Children's active video games: family perceptions, users and negotiations
This research project explores infants' and toddlers' use of mobile and touchscreen media in family life. It draws on ethnographic data from households focused on changing media environments, everyday encounters with and embodiments of mobile interfaces. This household research is accompanied by online data collection focused on the public context of, and cultural content shared about, young children's mobile media use on social media. Drawing these lines of inquiry together, this research explores the intersection of touchscreen interfaces, digital parenting, and commercial software design.
This research is supported by an Australian Research Council, Discovery Early Career Researcher Award (DE130100735).
Emerging Networks of Collaborative Exchange
B. Nansen, J. Kennedy, R. Wilken, M. Gibbs, M. Arnold, T. Kohn, J. Meese.
The research aims to deepen our understanding of the complexity, cultural significance and innovative potential of new sharing and exchange practices for Australian social and economic life, by focusing on local case studies of collaborative networks to capture and dissect the diversity of this emerging sector, to understand the actors participating in each network, the contribution of the technologies and their affordances, and the ways they are represented in the public and policy imagination.
This research has been supported to date by a Melbourne Networked Society Institute (MNSI) Seed Funding Grant.

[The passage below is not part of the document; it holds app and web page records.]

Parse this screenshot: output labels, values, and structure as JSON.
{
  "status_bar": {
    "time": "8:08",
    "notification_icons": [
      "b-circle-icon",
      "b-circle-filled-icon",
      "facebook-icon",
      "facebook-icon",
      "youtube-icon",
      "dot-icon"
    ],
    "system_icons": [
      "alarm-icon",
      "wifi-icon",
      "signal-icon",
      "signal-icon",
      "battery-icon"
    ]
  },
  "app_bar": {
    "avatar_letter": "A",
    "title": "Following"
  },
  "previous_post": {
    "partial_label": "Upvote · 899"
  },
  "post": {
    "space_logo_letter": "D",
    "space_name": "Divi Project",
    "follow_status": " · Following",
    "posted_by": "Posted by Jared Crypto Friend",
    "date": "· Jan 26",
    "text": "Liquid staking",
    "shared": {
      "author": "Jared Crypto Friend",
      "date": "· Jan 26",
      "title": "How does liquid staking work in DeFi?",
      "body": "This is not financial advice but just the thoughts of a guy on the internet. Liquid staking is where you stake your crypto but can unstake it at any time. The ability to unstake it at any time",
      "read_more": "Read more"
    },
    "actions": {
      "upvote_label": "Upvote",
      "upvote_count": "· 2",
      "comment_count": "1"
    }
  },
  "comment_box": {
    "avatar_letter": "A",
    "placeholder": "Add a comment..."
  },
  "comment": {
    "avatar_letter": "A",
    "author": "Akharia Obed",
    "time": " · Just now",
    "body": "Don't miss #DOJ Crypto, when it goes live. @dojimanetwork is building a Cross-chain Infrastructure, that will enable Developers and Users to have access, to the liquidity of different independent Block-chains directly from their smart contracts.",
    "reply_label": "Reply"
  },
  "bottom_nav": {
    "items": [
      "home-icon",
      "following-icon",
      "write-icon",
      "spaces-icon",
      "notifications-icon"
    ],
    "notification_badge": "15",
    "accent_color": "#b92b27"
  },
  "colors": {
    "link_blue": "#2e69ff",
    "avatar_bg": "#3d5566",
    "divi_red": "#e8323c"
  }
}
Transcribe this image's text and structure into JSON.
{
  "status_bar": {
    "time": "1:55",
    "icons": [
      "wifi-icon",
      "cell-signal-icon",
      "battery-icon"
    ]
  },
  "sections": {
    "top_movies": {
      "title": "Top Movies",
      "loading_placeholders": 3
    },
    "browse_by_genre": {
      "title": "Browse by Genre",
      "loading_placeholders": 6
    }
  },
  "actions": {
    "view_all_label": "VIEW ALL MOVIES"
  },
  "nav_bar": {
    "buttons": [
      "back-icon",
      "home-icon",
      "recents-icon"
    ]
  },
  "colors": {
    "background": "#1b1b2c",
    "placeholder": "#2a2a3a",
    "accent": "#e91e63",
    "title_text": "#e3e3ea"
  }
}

It involves a collaboration with the City of Melbourne Smart City Office to co-produce a report on the Melbourne sharing economy; and is currently under consideration for an Australian Research Council Discovery grant.